Etymology of Church
The word church can mean several things. The most common meaning is the building–a structure where religious activities (usually of a Christian nature) take place.
Church is also a surname.
There is also a lake in Minnesota called Church Lake.
Two of the oldest churches in the world are Jordan’s Saint Georgeous, which allegedly once hosted seventy disciplines of Christ, and Kerala’s St. Thomas Syro-Malabar, founded by Saint Thomas, one of the apostles of Christ.
We have to go all the way back to Medieval Greek to understand where the word church came from.
The Medieval Greek word kuriakon (κυριακόν) means belonging to the Lord and the Medieval Greek doma (δόμα) means house.
Combined, they form kuriakon doma—the lord’s house.
The Common Germanic language eventually borrowed from Medieval Greek to make kiriko, which means church.
This word eventually evolved into the Old English cirice (also means church) and the Middle English chirche (again, church).
Modern English eventually changed this word into church, and that’s what we’re stuck with today.
Church shouldn’t be confused with chapel, which has a different etymology and comes from the Medieval Latin cappa and the Old French chapele.
Church in Other Languages
Barnhart, Robert K., ed., Barnhart Dictionary of Etymology, H.W. Wilson Co., 1988.
Bede,. A History Of The English Church And People. Harmondsworth: Penguin, 1968. Print.
de Vaan, Michiel, Etymological Dictionary of Latin and the other Italic Languages, Alexander Lubotsky ed., Leiden: Brill, 2008.
En.wiktionary.org,. “Church – Wiktionary“. N.p., 2016. Web. 3 Mar. 2016.
Liddell, Henry George, and Robert Scott, eds., Intermediate Greek-English Lexicon, Oxford Univ. Press, 1883.

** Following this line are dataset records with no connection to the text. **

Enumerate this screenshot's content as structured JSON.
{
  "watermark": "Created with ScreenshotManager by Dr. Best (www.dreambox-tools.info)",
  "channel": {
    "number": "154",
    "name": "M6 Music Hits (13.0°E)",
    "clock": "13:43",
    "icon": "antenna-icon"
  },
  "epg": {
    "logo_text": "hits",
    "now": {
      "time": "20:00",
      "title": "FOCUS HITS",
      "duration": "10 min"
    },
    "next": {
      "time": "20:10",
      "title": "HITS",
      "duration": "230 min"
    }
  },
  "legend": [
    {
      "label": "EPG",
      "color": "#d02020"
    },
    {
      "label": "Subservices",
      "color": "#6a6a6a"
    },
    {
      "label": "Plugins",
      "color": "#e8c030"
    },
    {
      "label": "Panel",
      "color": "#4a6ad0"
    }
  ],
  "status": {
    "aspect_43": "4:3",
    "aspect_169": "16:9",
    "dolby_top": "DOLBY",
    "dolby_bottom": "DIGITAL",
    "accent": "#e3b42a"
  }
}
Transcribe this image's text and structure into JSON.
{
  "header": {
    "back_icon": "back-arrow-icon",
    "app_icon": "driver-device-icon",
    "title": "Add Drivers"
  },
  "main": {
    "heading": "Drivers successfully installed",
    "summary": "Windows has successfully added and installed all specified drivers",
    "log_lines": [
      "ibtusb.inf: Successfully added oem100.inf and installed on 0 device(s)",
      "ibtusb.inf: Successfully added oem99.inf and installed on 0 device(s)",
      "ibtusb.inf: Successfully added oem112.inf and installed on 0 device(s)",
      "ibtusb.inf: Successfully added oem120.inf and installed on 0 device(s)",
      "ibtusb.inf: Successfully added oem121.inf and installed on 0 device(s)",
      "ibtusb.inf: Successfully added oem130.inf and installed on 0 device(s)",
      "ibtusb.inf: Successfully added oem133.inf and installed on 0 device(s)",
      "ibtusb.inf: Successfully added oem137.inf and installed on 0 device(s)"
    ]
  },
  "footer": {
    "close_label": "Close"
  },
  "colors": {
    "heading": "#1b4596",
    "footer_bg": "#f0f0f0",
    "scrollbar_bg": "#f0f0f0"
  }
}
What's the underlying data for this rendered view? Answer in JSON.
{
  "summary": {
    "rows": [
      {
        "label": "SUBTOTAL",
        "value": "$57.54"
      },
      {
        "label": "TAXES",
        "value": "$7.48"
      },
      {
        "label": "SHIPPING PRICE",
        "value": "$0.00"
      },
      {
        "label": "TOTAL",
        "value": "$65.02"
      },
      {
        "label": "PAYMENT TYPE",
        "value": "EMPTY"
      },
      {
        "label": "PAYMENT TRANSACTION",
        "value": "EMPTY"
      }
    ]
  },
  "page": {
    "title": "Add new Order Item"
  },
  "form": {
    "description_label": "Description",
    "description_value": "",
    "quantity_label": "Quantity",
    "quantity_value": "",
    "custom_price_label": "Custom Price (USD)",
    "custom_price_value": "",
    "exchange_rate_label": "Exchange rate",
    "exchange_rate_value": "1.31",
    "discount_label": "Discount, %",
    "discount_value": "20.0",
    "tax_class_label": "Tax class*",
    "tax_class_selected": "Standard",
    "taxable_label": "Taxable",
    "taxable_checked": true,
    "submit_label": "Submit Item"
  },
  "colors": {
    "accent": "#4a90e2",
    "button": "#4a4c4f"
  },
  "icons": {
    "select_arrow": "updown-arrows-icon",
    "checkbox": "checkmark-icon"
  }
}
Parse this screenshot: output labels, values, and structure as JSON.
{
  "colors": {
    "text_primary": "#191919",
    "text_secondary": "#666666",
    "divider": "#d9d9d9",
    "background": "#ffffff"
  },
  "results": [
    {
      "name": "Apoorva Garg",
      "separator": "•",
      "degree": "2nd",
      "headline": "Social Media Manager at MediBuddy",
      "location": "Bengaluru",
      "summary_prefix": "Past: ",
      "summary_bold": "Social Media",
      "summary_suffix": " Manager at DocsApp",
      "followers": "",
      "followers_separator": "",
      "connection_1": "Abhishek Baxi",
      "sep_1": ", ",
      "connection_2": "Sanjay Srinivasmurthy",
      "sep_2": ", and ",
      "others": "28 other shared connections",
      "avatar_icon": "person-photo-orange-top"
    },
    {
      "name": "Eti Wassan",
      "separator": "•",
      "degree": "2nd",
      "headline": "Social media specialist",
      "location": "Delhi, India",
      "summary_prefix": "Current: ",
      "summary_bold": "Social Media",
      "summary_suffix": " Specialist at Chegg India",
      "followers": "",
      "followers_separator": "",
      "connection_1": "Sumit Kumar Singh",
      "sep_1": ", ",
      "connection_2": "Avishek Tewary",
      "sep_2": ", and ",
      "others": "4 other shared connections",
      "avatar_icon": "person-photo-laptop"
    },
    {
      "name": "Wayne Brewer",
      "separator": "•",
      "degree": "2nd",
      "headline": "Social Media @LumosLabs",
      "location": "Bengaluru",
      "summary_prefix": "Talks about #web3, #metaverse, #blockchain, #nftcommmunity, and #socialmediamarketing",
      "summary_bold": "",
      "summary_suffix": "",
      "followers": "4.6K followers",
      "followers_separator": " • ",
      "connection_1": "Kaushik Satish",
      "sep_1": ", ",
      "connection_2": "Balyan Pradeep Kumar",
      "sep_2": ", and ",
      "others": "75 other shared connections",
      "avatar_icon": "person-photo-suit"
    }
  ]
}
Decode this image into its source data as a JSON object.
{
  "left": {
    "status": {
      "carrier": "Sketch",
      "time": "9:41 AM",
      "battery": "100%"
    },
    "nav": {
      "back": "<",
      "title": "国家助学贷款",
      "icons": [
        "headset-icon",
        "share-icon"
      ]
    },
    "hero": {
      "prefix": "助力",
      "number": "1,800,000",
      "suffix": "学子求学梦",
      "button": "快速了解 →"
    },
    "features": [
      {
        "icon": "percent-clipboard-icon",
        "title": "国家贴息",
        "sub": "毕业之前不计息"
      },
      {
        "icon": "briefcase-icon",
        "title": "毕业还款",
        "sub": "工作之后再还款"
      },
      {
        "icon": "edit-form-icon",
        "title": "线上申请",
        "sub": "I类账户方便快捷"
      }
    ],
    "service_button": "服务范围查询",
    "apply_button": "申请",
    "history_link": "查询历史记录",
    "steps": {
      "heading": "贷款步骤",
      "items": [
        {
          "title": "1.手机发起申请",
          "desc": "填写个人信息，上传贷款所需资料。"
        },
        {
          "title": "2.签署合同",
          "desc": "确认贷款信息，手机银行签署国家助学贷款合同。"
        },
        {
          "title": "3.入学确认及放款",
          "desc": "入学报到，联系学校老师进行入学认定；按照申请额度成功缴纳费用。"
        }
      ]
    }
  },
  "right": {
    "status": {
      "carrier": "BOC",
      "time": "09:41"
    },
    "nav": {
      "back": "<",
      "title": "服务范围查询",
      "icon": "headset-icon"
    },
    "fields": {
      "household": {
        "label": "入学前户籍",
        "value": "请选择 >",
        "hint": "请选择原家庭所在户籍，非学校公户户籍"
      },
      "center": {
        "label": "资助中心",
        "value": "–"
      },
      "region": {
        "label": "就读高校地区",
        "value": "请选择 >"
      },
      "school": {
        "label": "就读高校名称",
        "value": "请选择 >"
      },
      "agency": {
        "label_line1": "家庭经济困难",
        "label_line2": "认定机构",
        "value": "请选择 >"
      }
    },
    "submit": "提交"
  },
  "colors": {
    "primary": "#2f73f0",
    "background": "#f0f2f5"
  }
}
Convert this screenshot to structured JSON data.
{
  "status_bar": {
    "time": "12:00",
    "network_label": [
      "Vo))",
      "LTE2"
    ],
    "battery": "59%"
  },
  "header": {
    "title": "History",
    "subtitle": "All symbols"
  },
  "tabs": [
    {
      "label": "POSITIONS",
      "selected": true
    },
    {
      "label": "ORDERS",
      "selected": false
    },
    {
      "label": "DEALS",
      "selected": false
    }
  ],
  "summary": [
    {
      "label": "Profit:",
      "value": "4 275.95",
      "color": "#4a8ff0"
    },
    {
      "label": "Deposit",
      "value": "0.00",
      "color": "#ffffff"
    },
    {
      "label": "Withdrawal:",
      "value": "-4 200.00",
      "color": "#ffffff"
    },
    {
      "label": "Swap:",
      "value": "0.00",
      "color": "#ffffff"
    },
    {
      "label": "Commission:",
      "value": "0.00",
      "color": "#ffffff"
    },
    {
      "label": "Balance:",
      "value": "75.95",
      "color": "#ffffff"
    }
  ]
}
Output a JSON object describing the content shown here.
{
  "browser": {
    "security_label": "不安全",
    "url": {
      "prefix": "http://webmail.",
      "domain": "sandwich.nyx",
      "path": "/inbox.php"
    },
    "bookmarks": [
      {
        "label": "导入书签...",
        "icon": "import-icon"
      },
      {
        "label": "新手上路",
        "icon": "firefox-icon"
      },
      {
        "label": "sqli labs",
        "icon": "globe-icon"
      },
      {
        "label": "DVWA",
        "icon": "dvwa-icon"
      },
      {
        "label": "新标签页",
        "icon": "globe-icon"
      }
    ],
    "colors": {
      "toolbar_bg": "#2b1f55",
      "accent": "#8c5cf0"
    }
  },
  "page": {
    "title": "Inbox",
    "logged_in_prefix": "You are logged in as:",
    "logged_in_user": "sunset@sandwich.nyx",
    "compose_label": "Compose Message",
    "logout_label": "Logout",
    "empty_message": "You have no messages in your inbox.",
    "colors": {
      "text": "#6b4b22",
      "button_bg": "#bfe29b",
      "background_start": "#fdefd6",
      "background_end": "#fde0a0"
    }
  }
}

McSparran, Frances, chief editor, The Middle English Compendium, University of Michigan, 2006.
The Oxford English Dictionary, 2nd ed., Clarendon Press, 1989.